The beautiful game has become a lot less physical and a lot more technical. And it does make it more “beautiful” to watch. But the price you pay for beautiful football seems to be a centre forward. There isn’t a need anymore for a big man up top for a “flick on.” There isn’t a need for a big man and a small man up front to play off of each other; because the use of all of these technical footballers in midfield mean they can pass it around outside the opposition’s penalty area and then thread it through to the centre forward.
But the need for a forward is decreasing also because midfielders are scoring goals now. The top 3 goal scoring midfielders in the premiership are Frank Lampard, Ryan Giggs and Paul Scholes. And this goes to show the evolution of midfield football; the top 3 goal scorers have all been playing in the last 2 seasons. Football is evolving, and it is now the age of the midfielder. Midfielders are scoring goals, so why do you need a striker?
But even this isn’t 100% of the time. I remember when Roberto Di Matteo was manager of Chelsea and his furthest forward player on the park was Eden Hazard. In which case there was no centre forward at all. Again – this isn’t the only case. Barcelona do it all the time. And that brings me nicely onto point number 2 … why the HELL does everyone INSIST on playing like Barcelona?
Barcelona play beautiful football. There’s no doubt about it. But is it not pathetic that the whole world licks Barcelona’s metaphorical ass because they play so much good football? “Barcelona this, Barcelona that.” Be’ave. If I was a football manager I would implement a style of play that was mine, that other people would want to emulate. But I would do it with the players and talent I had available to me.
I’m going to use England as an example. We have decided to adopt this 4-2-3-1 approach to playing, and I have also noticed an increasing amount of messing around with the football outside the opposition’s penalty area. And I think I can answer the question of “Why are England so crap nowadays?” … It’s because we believe we are better than we are. We believe we have the ability to try and play like Barcelona, pass the ball around and mess about with it. No. We cannot afford to do that – and we can’t actually do it. We give the ball away so much because we try and pass it around with no actual purpose at all. It seems to be passing for the sake of it. Steven Gerrard plays netball nowadays, and will never take the space in front of him. Gareth Barry, James Milner, Frank Lampard, Steven Gerrard and Michael Carrick are all available to play in the 4-2-3-1 formation; yet all of them run like they’re wearing concrete boots. We have the most pedestrian midfield in the world, and yet we still believe we have the ability to pass and move, pass and move, pass and move our way into the opposition’s goal.

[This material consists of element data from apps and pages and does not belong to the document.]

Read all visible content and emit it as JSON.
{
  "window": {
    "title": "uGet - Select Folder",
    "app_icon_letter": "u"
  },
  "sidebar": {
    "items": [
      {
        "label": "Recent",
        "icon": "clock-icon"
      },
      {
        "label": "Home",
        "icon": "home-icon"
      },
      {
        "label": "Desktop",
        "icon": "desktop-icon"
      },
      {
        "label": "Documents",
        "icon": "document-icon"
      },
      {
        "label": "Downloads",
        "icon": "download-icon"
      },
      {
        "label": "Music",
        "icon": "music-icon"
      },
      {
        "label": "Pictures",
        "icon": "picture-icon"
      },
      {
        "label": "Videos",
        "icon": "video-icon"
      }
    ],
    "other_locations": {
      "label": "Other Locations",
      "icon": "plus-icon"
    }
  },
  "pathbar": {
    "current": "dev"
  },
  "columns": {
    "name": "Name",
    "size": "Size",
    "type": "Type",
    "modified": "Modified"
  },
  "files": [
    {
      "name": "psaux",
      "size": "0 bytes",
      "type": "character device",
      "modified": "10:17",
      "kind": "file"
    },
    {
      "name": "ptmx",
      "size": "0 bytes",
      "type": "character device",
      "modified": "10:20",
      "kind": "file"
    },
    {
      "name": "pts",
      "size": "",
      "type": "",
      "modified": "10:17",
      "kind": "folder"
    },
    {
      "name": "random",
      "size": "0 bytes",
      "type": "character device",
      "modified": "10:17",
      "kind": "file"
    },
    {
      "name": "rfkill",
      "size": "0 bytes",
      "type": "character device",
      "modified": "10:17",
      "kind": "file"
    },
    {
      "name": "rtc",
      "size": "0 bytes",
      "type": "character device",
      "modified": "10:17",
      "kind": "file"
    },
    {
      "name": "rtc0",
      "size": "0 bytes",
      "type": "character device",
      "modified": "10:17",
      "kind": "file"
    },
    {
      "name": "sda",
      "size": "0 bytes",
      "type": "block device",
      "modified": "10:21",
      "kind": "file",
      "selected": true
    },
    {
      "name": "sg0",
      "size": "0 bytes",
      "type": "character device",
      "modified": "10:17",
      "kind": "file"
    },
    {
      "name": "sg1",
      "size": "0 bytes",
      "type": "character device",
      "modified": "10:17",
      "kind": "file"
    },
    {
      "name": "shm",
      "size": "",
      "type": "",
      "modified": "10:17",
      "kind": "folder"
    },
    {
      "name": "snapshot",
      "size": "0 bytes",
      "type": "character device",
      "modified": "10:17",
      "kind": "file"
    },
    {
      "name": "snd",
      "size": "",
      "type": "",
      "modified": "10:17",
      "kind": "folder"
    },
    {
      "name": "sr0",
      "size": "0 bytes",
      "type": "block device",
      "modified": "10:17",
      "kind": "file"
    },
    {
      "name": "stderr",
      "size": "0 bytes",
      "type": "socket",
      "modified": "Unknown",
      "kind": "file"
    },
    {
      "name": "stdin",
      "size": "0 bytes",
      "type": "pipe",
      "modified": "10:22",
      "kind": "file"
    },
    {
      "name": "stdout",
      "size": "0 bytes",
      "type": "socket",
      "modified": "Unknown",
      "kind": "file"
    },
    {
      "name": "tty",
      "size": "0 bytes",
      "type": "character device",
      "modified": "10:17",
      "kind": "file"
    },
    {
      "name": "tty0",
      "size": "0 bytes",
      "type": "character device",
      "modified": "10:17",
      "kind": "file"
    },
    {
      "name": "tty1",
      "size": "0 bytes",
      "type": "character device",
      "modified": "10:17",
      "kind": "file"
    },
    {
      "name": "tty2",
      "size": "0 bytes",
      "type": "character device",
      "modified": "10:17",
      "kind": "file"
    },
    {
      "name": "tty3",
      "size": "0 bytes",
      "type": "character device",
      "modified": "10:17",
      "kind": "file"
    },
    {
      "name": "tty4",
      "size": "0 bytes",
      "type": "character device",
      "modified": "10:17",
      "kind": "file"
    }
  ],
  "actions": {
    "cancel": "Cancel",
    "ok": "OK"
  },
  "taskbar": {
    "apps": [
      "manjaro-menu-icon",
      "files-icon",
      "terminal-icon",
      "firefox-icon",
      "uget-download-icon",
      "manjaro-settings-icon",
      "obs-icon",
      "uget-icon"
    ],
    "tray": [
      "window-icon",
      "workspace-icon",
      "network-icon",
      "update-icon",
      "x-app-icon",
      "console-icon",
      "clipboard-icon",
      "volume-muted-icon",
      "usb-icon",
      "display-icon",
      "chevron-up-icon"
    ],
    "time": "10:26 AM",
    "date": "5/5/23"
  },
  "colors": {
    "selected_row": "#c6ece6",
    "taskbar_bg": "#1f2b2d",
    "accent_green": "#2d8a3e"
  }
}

Play to your strengths is what I’m trying to say here. Use what’s available to you and don’t over estimate your squad’s ability. I remember Gary Lineker tweeting “#prayforstrikers” and I tell you what, I am. They are a dying breed; and that is because of the increasing nature of technical football in the modern game. I suppose, for the game, it’s not a bad thing. It can bring some fantastic football to watch; but it’s a shame that the centre forward seems to be dying out. And to be honest, I’ll use that excuse next time someone asks me why I never became a professional footballer:
“Nah, they just wanted to play like Barcelona; apparently a prolific centre forward who scores goals to win games isn’t what’s needed right now.”
(Not that I’m bitter.)